The book has three main parts. The first covers the importance of timing in the rhythm of our days (as in actual days, morning, afternoon, evening). The second examines larger aspects of timing such as beginnings and endings, as well as the in-between (and the pitfalls it might have in store). The final part wraps up by showing the importance of group timing and our overall thinking when it comes to time.
Each of these parts has at least two chapters, with the middle part having three, and in between each chapter is a “time hacker’s handbook.” Pink has done this in previous books, but it is a nice touch. The chapters themselves present his research and lay out the main concepts. Then, these in between sections offer practical steps for applying the principles into everyday life.
For instance, the first chapter, “The Hidden Pattern of Everyday Life,” explains why you’re probably not productive during the afternoon hours. Pink explains the concept of “chronotype,” and helps you figure out what you are. There are “larks” (morning people), owls (night people), and what he calls “third birds” (what most people actually are). The short version for figuring out what you are is to ask when do you wake up on free days? (usually weekends). If it’s the same as work days, you’re probably a lark (that’s me). If it’s a little bit later, you’re a third bird. If it’s more than 90 minutes later, you’re an owl.
Further on in the chapter, Pink explains that most of us experience the day in three stages: a peak, a trough, and a rebound. For larks and third birds, the day unfolds in that order, which is why afternoons are disastrous for certain productivity tasks. Owls however experience the day almost in reverse: recovery, through, then peak. This explains why my 12th Grade Bible class is mostly zombies when we meet at 8:20 am, but the 9th Grade class is bouncing off the walls 2:20 pm (well, it’s not the only explanation).

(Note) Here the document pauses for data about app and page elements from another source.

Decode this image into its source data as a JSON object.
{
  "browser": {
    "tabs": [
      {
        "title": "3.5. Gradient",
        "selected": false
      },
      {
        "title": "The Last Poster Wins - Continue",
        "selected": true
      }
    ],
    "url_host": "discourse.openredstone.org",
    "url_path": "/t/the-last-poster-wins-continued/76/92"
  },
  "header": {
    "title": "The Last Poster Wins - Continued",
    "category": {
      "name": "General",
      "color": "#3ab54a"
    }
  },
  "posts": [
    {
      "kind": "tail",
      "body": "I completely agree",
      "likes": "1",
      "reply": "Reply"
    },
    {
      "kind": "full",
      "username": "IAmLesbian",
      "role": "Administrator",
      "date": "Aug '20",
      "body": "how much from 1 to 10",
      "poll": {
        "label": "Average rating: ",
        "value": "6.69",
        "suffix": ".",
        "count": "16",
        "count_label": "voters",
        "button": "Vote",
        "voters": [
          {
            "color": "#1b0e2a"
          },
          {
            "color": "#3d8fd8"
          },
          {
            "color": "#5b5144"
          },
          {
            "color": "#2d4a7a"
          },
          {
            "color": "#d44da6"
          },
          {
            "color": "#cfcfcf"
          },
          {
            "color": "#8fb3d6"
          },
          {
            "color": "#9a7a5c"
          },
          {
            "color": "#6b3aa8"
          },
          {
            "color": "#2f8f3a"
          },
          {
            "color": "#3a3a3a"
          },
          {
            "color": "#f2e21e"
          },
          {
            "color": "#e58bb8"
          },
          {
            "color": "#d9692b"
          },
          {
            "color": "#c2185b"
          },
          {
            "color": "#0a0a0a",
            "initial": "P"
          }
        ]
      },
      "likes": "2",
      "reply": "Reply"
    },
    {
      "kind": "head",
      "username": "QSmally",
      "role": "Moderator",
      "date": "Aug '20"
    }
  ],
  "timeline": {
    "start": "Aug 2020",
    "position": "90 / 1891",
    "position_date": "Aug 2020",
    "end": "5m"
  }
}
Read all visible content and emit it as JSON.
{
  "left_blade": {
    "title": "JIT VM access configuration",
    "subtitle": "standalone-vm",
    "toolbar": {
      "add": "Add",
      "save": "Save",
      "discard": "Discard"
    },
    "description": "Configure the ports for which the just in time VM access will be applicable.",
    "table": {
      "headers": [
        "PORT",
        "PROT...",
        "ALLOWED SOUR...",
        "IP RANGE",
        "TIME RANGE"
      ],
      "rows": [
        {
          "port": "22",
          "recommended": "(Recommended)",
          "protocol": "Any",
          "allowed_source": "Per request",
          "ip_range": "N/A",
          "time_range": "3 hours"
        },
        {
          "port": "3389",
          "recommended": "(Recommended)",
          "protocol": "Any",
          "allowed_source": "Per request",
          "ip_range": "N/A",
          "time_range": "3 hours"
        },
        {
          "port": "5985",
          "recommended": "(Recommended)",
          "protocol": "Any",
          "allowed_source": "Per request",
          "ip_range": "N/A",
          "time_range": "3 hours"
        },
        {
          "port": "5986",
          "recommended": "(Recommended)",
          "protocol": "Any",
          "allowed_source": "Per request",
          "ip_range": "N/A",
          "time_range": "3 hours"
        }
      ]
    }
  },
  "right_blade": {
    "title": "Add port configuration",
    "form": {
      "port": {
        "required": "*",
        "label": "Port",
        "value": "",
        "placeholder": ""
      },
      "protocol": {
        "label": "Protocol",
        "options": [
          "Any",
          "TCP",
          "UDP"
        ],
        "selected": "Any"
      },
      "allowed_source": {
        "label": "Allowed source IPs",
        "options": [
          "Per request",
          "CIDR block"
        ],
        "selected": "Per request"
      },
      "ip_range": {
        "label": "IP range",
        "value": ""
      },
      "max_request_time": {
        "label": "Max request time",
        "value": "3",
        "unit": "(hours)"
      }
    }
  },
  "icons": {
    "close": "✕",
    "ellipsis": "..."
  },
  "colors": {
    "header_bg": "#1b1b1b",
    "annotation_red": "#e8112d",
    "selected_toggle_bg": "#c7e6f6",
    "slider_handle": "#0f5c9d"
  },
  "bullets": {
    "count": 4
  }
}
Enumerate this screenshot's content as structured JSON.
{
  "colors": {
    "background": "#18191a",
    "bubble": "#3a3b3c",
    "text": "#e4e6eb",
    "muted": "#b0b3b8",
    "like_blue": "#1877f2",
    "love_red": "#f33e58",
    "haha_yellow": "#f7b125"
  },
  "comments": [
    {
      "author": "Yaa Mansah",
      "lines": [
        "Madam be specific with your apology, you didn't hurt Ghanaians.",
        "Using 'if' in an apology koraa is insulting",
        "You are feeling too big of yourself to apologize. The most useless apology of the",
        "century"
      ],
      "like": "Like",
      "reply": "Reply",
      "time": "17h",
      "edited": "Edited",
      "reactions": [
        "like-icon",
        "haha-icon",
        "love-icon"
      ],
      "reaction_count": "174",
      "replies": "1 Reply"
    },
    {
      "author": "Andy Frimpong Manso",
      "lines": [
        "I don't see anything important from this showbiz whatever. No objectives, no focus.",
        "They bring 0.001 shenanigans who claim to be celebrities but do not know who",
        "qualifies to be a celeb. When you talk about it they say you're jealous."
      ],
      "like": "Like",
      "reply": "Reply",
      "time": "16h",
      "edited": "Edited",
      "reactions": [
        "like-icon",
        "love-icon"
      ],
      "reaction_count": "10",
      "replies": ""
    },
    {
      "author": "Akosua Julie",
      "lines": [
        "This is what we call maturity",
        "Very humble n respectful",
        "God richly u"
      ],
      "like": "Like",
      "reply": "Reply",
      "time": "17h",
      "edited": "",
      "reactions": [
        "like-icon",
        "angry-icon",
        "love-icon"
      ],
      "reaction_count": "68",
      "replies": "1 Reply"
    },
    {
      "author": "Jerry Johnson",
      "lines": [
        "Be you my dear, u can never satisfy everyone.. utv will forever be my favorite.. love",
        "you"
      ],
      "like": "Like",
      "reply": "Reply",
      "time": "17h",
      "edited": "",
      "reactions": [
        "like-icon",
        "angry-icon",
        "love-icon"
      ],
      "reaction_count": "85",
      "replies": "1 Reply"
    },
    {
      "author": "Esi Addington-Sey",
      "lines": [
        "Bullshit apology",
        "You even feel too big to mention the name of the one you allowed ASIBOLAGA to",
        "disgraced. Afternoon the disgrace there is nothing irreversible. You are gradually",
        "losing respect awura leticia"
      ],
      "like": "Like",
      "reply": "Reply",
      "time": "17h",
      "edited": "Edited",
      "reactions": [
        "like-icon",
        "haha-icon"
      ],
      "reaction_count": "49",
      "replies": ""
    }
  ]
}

Then, in the time hacker’s handbook for this chapter, Pink helps readers figure out their daily “when.” For people like me, analytical tasks are best done in the early morning, while insight tasks work better in the late afternoon or early evening. Decisions are best made earlier rather than later, lest I want to fall prey to some of the lapses of afternoon judgment that Pink chronicles so well in the introduction and first chapter.
The second chapter goes into more detail about how for many of us, the afternoon is a sort of Bermuda triangle of the day. The time hacker handbook offers tips for the perfect nap (hint: drink coffee right before, and then set your phone alarm for 25 minutes from when you close your eyes), as well as the best practices for breaks in general throughout the work day.
I found the rest of the book similarly helpful, and resonate with Pink’s closing line: “I used to believe that timing was everything. Now I believe that everything is timing” (218). While maybe overstated, this book makes a clear and concise case that when we do things is equally important as what, why, and how. It also represents the best kind of book. That is, it is well written and marries the theoretical to the practical. In my typical genre of reading, I wish there were more books like this. One day, there might be. But in the meantime, I’d highly recommend reading this book and taking the insights to heart.